*** Working data Section Begins ***
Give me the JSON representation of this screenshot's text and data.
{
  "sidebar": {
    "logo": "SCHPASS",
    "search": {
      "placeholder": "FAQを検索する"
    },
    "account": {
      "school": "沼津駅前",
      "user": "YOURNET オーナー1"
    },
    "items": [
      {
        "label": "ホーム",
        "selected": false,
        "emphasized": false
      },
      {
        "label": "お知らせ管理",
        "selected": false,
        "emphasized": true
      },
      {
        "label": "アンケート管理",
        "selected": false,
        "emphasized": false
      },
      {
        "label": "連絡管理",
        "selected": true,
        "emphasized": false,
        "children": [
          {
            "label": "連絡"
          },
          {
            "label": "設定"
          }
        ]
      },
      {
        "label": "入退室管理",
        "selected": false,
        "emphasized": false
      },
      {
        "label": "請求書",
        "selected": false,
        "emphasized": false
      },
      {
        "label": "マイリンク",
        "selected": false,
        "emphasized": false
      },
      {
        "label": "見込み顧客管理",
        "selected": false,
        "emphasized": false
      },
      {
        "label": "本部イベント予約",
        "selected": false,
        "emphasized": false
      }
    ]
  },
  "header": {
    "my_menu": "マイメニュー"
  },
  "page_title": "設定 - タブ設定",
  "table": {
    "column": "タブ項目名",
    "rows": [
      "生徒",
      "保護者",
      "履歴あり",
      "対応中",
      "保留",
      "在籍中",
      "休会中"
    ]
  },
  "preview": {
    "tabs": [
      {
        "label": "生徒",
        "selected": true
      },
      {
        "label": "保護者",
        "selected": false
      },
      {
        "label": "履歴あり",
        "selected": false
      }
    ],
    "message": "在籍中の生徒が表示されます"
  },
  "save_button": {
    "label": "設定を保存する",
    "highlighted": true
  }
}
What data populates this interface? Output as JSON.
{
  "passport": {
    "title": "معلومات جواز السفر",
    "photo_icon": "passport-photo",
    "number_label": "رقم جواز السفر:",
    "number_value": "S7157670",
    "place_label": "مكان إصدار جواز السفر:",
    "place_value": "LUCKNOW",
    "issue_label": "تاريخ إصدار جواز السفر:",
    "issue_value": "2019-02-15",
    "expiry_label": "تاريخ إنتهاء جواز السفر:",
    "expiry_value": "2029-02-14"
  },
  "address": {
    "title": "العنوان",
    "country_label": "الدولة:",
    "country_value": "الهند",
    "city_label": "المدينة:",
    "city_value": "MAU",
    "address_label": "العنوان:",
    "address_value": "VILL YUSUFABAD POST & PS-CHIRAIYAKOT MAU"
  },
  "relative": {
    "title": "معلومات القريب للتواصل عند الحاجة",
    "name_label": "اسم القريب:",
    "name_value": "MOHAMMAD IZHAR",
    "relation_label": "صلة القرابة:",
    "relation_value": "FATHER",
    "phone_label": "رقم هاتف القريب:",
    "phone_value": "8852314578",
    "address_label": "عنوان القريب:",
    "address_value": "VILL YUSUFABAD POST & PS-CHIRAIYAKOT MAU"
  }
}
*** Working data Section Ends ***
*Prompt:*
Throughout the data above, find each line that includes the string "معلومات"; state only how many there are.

*The completed task:*
2